Rafe Khatchadorian (Griffin Gluck), a budding artist, is starting over at his third middle school, a place governed by the rules-obsessed Principal Dwight (Andrew Daly) and his chief enforcer (Retta). As a tonic to the school's rigidity, Rafe and his only friend Leo (Thomas Barbusca) embark on a plan to break every one of the rules in the school's Code of Conduct handbook. Their plots are quite ingenious and creative, qualities that make the perpetrators Public Enemy No. 1 to the humorless martinets that run the school.
Based on one of the books in James Patterson's best-selling young-adult Middle School series, the film mixes vivid cartoons coming to life from the pages of Rafe's sketchbook with the live action. The film is reminiscent of some of the best aspects of John Hughes' teen movies: playful, albeit with strong emotional centers that ground their suburban teen rebels.

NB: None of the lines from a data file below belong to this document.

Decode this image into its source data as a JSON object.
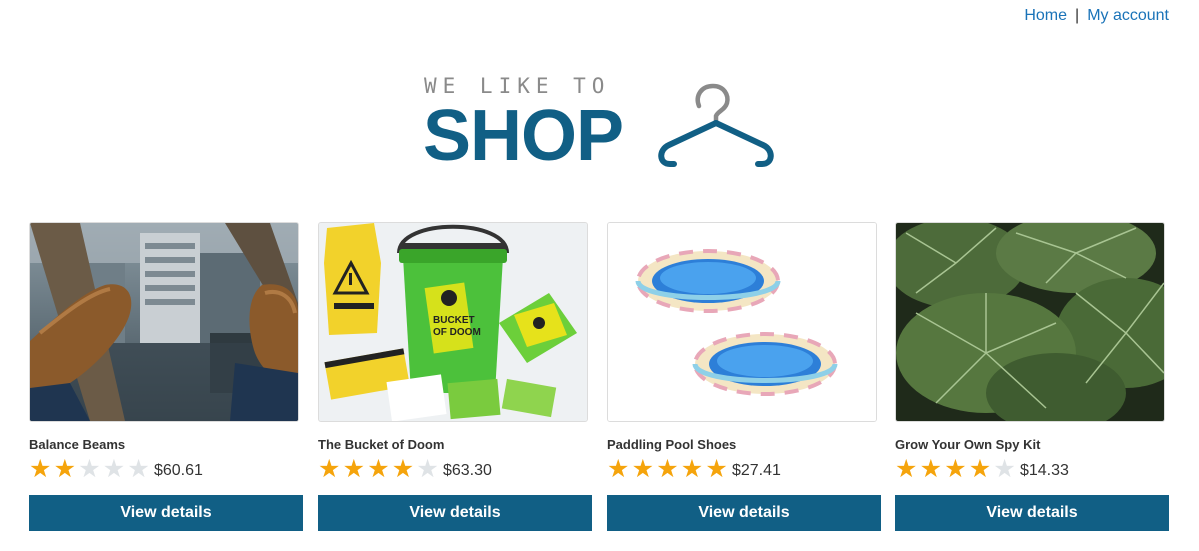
{
  "nav": {
    "home_label": "Home",
    "separator": "|",
    "account_label": "My account"
  },
  "logo": {
    "tagline": "WE LIKE TO",
    "word": "SHOP",
    "icon": "hanger-icon",
    "color": "#115f85"
  },
  "colors": {
    "accent": "#115f85",
    "link": "#1a73b8",
    "star_on": "#f5a40c",
    "star_off": "#dfe3e6"
  },
  "products": [
    {
      "name": "Balance Beams",
      "rating": 2,
      "max_rating": 5,
      "price": "$60.61",
      "button": "View details",
      "image": "balance-beams-image"
    },
    {
      "name": "The Bucket of Doom",
      "rating": 4,
      "max_rating": 5,
      "price": "$63.30",
      "button": "View details",
      "image": "bucket-of-doom-image"
    },
    {
      "name": "Paddling Pool Shoes",
      "rating": 5,
      "max_rating": 5,
      "price": "$27.41",
      "button": "View details",
      "image": "paddling-pool-shoes-image"
    },
    {
      "name": "Grow Your Own Spy Kit",
      "rating": 4,
      "max_rating": 5,
      "price": "$14.33",
      "button": "View details",
      "image": "spy-kit-image"
    }
  ]
}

Rafe sublimates his troubles at home into his artwork; when Principal Dwight liquidates Rafe's sketchbook, the middle-schooler takes out his frustrations with defiant actions in which each school infraction is practically an art installation.
At home, single mom Jules (Lauren Graham, in another of her perpetual maternal roles, which she still manages to make fresh in every instance) is working frequent double shifts and leaves much of the child-tending to the stepfather-to-be (Rob Riggle), a lout who's comically caricatured in Rafe's sketches as Bear. His sister Georgia (Alexa Nisenson) is all right (as younger sisters go), but the family still feels the ache of the absent middle child, Rafe's younger brother who died a couple of years previously. At school, Rafe experiences his first pangs of love for the like-minded young rebel Jeanne Galleta ( Isabela Moner).
Deft filmmaking moves quickly past the film's implausibilities (like how Rafe pulls off some of his more elaborate stunts in the limited overnight hours, or how he even physically gets back to school), and particularly good performances by the cast's younger members help make the story credible. The animation that breaks into the live action on occasion enlivens the material as well. Any pubescent kid ought to find plenty to relate to in this portrait of middle school as a cradle for petty tyrants, nonsensical rules, and standardized testing. Middle School: The Worst Years of My Life invites kids to thumb their noses at their socially validated oppressors. Ferris Bueller would, no doubt, join their ranks. ♦